Some Important Egungun includes the Oloolu and Alapansanpa, both of Ibadan land. Elewe of the Ìgbómìnà Yoruba clan, which is common in the towns of Òkè-Ìlá Òràngún, Ìlá Òràngún, and Arandun, is also of particular prominence. In Brazil, the main cult of the Egungun is found on the island of Itaparica, in the State of Bahia.
Cloth plays an important role in the world of the Yoruba. Their myths equate nakedness with infancy, insanity, or the lack of social responsibility. More elaborate dress reflects social power and prestige. In performances honouring ancestors, exquisite cloth is the major medium for the masker’s transformation. An Egungun costume is composed of multiple layers of cloth lappets made from expensive and prestigious textiles, expressing the wealth and status of a family as well as the power of the ancestor.
The composition of an Egungun ensemble has several distinctive features. The layer worn closest to the masker’s skin, the under sack, must be made of aso oke, the indigo and white strip-cloth. It closely resembles the shroud in which the dead are wrapped. This sack, along with the netting for the face and hands, must completely seal the masker’s body. The netting effectively disguises facial and hand features that might disclose his identity.

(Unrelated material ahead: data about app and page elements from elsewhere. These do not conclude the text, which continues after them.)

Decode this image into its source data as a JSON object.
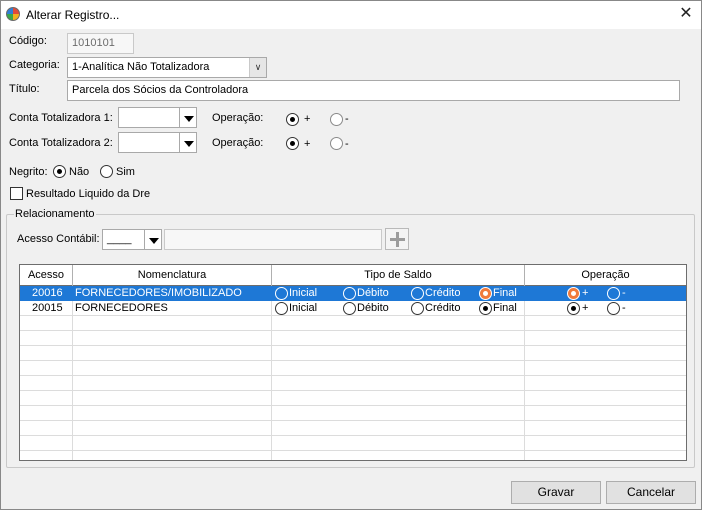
{
  "window": {
    "title": "Alterar Registro..."
  },
  "form": {
    "codigo_label": "Código:",
    "codigo_value": "1010101",
    "categoria_label": "Categoria:",
    "categoria_value": "1-Analítica Não Totalizadora",
    "titulo_label": "Título:",
    "titulo_value": "Parcela dos Sócios da Controladora",
    "conta1_label": "Conta Totalizadora 1:",
    "conta2_label": "Conta Totalizadora 2:",
    "operacao_label": "Operação:",
    "plus_label": "+",
    "minus_label": "-",
    "negrito_label": "Negrito:",
    "nao_label": "Não",
    "sim_label": "Sim",
    "resultado_label": "Resultado Liquido da Dre"
  },
  "relacionamento": {
    "group_title": "Relacionamento",
    "acesso_label": "Acesso Contábil:",
    "acesso_value": "____",
    "columns": [
      "Acesso",
      "Nomenclatura",
      "Tipo de Saldo",
      "Operação"
    ],
    "saldo_options": [
      "Inicial",
      "Débito",
      "Crédito",
      "Final"
    ],
    "rows": [
      {
        "acesso": "20016",
        "nomenclatura": "FORNECEDORES/IMOBILIZADO",
        "saldo": "Final",
        "operacao": "+",
        "selected": true
      },
      {
        "acesso": "20015",
        "nomenclatura": "FORNECEDORES",
        "saldo": "Final",
        "operacao": "+",
        "selected": false
      }
    ]
  },
  "buttons": {
    "gravar": "Gravar",
    "cancelar": "Cancelar"
  }
}
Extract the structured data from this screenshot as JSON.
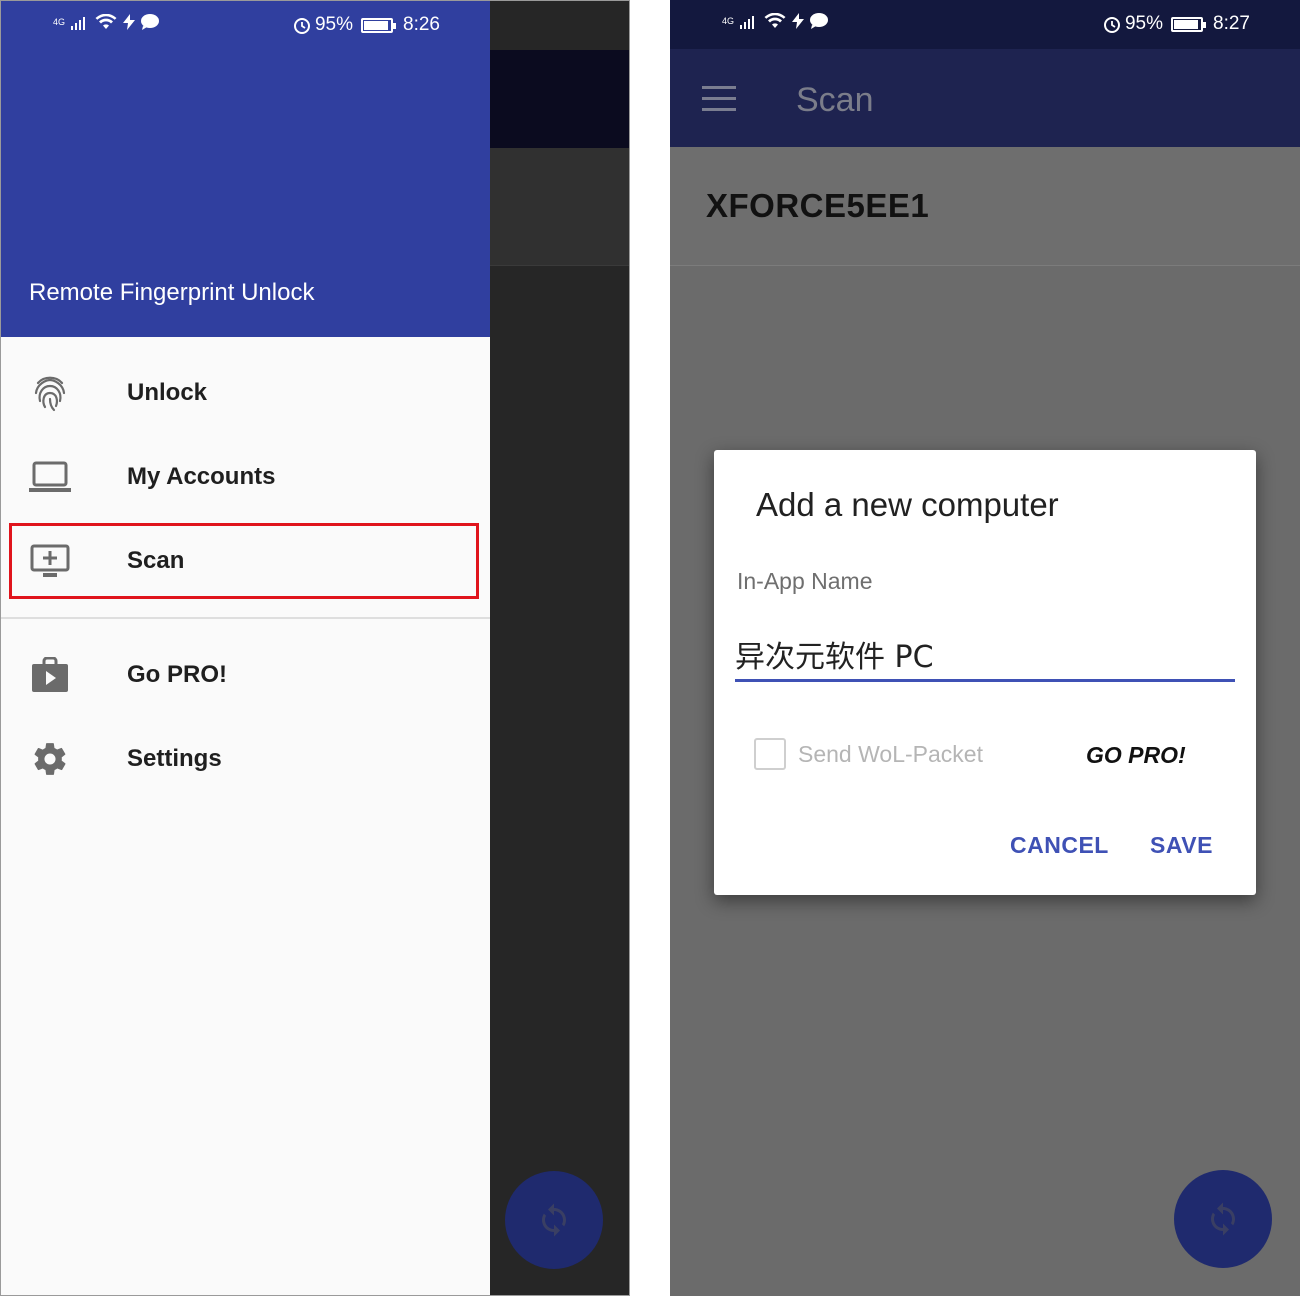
{
  "left_screen": {
    "status_bar": {
      "network": "4G",
      "battery": "95%",
      "time": "8:26"
    },
    "drawer": {
      "app_title": "Remote Fingerprint Unlock",
      "items": [
        {
          "label": "Unlock",
          "icon": "fingerprint-icon"
        },
        {
          "label": "My Accounts",
          "icon": "laptop-icon"
        },
        {
          "label": "Scan",
          "icon": "add-to-screen-icon",
          "highlighted": true
        },
        {
          "label": "Go PRO!",
          "icon": "shop-icon"
        },
        {
          "label": "Settings",
          "icon": "gear-icon"
        }
      ]
    },
    "fab_icon": "refresh-icon"
  },
  "right_screen": {
    "status_bar": {
      "network": "4G",
      "battery": "95%",
      "time": "8:27"
    },
    "appbar": {
      "title": "Scan",
      "menu_icon": "hamburger-menu-icon"
    },
    "device": {
      "name": "XFORCE5EE1"
    },
    "dialog": {
      "title": "Add a new computer",
      "field_label": "In-App Name",
      "field_value": "异次元软件 PC",
      "wol_label": "Send WoL-Packet",
      "go_pro_label": "GO PRO!",
      "cancel_label": "CANCEL",
      "save_label": "SAVE"
    },
    "fab_icon": "refresh-icon"
  },
  "colors": {
    "drawer_header": "#303f9f",
    "accent": "#3f51b5",
    "highlight_border": "#e0141c",
    "fab": "#1f2a6e"
  }
}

On top of this base are placed the layers of lappets. As the masker whirls, the lappets are sent flying, creating a “breeze of blessing.” To make the costume beautiful, and thus powerful, the lappets are decorated with patchwork patterns, braids, sequins, tassels, and amulets. The amulets hold medicinal preparations which have performative power (ase), providing protection against enemies at a time when the transformed person is vulnerable. The main protective amulets, however, are on the inside of the costume, not the outside.
An ensemble is repaired and refurbished for use year after year, with layers of new lappets and amulets added to express remembrance and honour. Through divination, however, an ancestor might request a new costume altogether. The owner and the patron, the priest of divination, the tailor, the herbalist who prepares the packets of medicines, and the entire lineage collaborate in creating the ensemble. Depending upon its wealth, a family may own several types of Egungun costumes, which may represent specific or collective ancestors of the lineage.
The Egungun ensemble acts as the medium for the masker’s transformation into his ancestors. An Egungun society is composed of men and women whose lineages have the right to present the masquerade. Men do the masking. Women never wear the costume, although they participate in the chorus that sings the oriki (praise poems) and histories of the families. Elder women of high title also perform invocations, prayers, and offerings. At annual festivals, each of the numerous lineages is given a separate day to perform. The masker is kept at a distance from the surrounding crowd with the help of attendants dressed in masquerade costumes of different types. After all the Egungun have danced, the ensembles are stored until the next performance.
Egungun represent in reality ancestral divinities that shows the belief of ‘Ifa’ devotee in the life after death and the resurrection of every soul in the universe. The remembrance signifies that every soul in the universe must ensure that he works towards making a universe, most especially the physical world a place of learning , and for the redemption of soul to attract the wisdom and light of ‘Oduduwa’ – the vibration from ‘Olodumare,’ God.
When next the Egungun makes a rush towards you, flee from him to escape his touch. Do not doubt the power of culture, for they are spirits that we can see.